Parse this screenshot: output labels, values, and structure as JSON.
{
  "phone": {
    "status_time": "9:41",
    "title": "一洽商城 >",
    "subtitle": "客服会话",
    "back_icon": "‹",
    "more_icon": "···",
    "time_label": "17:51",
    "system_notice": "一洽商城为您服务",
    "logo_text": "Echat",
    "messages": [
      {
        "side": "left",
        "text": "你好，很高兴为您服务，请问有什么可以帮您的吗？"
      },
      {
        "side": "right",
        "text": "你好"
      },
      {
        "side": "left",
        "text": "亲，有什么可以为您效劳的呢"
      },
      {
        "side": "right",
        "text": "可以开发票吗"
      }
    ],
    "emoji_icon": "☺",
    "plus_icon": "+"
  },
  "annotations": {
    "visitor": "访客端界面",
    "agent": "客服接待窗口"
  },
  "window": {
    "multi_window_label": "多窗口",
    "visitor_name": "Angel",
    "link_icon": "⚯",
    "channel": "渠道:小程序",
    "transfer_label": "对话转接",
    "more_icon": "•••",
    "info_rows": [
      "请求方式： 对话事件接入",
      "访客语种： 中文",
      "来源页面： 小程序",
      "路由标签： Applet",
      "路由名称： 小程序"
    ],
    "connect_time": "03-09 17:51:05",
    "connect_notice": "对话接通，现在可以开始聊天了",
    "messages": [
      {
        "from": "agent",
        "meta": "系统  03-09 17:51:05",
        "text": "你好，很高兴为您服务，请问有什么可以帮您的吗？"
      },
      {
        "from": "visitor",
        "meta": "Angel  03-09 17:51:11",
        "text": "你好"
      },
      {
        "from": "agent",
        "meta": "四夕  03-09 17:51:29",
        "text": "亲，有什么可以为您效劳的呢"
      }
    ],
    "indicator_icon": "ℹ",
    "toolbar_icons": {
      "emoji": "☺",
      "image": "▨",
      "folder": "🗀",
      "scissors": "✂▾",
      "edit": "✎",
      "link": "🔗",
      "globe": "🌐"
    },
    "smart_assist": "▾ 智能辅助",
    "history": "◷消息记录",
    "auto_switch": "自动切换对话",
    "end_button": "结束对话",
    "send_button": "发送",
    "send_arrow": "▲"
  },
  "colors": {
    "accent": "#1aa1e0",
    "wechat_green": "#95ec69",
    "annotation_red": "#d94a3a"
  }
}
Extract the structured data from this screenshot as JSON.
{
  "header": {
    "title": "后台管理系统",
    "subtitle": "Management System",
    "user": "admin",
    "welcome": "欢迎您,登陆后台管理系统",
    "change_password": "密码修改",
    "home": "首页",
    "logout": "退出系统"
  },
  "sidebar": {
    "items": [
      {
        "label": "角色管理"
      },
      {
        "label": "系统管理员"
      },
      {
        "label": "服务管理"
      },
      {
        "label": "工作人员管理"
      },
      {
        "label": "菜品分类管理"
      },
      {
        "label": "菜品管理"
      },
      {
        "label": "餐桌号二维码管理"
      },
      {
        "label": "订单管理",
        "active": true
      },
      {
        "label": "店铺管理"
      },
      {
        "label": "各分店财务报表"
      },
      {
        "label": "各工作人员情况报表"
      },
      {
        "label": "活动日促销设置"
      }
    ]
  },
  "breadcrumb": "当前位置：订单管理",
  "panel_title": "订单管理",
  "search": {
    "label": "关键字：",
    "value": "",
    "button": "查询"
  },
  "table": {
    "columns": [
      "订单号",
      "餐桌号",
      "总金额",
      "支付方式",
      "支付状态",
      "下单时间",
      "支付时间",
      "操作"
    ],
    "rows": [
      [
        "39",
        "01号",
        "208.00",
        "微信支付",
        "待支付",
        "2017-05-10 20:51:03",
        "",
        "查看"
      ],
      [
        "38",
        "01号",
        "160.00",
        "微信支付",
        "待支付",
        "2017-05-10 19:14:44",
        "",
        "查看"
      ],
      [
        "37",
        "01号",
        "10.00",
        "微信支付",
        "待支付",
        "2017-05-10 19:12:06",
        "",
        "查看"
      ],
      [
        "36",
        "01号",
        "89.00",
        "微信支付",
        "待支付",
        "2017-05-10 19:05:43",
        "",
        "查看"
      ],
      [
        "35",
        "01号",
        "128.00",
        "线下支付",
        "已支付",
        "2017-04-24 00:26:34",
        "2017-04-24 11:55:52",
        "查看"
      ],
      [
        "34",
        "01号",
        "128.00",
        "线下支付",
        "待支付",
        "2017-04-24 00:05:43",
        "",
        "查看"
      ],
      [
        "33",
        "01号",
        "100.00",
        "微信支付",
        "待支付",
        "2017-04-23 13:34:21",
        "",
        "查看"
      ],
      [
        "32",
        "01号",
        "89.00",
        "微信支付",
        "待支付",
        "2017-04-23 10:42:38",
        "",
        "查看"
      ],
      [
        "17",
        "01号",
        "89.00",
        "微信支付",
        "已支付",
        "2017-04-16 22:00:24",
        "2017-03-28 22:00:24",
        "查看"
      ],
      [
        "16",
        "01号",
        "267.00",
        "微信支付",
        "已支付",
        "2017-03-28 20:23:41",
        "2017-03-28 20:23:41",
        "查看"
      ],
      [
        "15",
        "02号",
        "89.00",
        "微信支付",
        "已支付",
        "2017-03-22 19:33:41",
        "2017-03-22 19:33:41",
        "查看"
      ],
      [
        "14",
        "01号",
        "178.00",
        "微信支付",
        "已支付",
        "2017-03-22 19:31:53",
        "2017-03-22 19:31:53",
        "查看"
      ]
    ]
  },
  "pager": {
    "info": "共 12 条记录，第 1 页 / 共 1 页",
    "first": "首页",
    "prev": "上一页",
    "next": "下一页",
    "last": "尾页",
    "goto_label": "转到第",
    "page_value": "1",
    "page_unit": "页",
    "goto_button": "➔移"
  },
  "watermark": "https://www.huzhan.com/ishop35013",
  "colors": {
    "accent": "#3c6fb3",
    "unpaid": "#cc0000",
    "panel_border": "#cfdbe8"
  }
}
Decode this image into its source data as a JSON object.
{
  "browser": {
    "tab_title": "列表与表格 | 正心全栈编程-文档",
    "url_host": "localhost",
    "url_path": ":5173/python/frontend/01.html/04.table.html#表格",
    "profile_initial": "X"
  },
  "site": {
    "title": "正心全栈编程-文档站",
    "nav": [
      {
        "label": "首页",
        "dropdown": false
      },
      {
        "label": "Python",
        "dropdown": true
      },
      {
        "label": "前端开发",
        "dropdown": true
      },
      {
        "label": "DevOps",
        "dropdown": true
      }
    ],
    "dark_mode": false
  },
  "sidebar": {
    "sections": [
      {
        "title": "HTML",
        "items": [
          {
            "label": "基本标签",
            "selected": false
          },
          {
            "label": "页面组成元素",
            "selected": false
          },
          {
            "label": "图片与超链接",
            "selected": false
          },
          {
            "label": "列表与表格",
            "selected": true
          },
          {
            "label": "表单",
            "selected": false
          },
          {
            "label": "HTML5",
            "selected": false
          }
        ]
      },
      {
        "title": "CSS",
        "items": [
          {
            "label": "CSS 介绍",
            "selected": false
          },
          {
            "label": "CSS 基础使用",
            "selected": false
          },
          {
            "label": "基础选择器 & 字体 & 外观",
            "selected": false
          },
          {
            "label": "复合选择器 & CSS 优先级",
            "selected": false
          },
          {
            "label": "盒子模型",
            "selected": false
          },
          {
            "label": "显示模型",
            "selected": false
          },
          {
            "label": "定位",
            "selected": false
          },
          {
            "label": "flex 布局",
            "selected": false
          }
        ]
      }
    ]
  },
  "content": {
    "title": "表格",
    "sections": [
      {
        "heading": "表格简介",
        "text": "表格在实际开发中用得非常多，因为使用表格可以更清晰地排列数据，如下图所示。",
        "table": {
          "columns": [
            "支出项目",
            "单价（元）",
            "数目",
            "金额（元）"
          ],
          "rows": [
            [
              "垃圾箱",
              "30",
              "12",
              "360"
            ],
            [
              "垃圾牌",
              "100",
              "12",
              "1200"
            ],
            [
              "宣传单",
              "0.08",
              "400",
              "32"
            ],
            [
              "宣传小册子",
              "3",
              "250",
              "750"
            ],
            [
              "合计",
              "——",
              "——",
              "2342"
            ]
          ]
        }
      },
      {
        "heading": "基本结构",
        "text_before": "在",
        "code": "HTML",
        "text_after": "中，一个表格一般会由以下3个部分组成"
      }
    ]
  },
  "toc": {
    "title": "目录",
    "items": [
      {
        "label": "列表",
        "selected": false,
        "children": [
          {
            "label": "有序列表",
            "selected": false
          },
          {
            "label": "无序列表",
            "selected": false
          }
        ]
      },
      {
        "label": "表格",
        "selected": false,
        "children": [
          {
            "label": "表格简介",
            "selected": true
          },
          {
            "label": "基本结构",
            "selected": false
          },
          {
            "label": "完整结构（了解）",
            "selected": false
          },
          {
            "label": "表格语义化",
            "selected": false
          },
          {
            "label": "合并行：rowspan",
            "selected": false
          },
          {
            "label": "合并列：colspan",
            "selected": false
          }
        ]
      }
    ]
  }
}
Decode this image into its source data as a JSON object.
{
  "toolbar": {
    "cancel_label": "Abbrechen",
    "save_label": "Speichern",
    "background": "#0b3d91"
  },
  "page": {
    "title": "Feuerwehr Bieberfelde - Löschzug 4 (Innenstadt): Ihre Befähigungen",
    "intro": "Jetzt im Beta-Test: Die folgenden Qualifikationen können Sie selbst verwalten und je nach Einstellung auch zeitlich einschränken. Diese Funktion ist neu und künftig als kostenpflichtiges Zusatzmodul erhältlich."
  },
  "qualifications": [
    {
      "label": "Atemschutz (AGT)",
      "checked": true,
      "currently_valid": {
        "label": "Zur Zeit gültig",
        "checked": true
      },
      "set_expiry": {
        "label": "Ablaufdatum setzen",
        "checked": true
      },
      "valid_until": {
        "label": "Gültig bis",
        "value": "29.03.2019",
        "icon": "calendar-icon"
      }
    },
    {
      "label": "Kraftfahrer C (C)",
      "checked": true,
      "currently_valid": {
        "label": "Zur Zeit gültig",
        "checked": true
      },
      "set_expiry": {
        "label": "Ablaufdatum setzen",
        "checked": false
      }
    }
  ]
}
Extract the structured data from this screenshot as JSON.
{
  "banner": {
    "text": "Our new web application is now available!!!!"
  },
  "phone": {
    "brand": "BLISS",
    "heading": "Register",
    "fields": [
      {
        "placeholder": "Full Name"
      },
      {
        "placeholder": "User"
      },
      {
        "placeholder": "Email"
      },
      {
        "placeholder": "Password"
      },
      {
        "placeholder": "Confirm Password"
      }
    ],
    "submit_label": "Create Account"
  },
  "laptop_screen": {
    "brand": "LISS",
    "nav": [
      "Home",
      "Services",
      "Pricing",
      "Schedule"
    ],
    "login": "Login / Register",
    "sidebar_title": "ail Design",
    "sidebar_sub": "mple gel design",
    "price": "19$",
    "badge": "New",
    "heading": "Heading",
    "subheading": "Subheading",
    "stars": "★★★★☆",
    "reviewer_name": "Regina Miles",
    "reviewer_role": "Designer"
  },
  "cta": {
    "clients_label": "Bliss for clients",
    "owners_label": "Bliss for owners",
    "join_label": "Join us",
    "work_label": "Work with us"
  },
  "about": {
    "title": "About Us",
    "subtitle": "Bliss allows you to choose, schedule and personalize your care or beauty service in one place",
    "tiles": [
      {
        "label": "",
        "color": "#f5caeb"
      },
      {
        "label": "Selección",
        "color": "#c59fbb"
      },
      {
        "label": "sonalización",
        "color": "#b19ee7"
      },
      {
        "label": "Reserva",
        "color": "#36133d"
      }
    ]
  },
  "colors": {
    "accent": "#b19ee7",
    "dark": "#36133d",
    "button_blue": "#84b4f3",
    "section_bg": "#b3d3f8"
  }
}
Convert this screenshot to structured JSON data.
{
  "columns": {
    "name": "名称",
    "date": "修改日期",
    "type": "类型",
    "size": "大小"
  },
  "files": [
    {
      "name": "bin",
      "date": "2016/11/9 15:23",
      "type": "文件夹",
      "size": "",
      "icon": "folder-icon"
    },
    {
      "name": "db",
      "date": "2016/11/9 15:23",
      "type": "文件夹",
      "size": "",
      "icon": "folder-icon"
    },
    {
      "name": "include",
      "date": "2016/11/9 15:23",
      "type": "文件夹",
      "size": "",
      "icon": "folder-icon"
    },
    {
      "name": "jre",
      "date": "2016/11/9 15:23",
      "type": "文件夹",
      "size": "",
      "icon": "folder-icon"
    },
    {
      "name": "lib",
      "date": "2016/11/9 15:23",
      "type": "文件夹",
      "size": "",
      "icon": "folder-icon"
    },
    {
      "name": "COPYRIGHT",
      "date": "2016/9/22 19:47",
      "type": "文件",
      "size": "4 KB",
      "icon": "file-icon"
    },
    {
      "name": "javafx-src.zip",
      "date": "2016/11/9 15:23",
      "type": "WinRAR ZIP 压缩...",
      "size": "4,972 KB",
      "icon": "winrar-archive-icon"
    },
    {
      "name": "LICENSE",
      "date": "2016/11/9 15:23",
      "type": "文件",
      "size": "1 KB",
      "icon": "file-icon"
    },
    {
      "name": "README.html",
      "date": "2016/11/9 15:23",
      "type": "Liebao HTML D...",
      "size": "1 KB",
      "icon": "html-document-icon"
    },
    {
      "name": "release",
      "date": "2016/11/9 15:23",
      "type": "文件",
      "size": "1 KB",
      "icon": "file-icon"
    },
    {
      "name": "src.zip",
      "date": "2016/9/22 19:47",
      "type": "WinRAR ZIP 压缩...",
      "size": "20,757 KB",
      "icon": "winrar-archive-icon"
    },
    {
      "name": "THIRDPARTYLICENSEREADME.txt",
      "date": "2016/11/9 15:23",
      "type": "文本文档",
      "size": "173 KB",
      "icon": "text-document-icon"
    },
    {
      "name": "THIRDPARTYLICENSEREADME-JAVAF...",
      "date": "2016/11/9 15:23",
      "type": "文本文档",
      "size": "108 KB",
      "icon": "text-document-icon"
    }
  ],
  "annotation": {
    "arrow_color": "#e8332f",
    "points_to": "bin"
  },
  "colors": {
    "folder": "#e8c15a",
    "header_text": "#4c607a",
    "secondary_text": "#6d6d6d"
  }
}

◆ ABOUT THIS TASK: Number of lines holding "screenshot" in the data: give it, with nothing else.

◆ SOLUTION: 4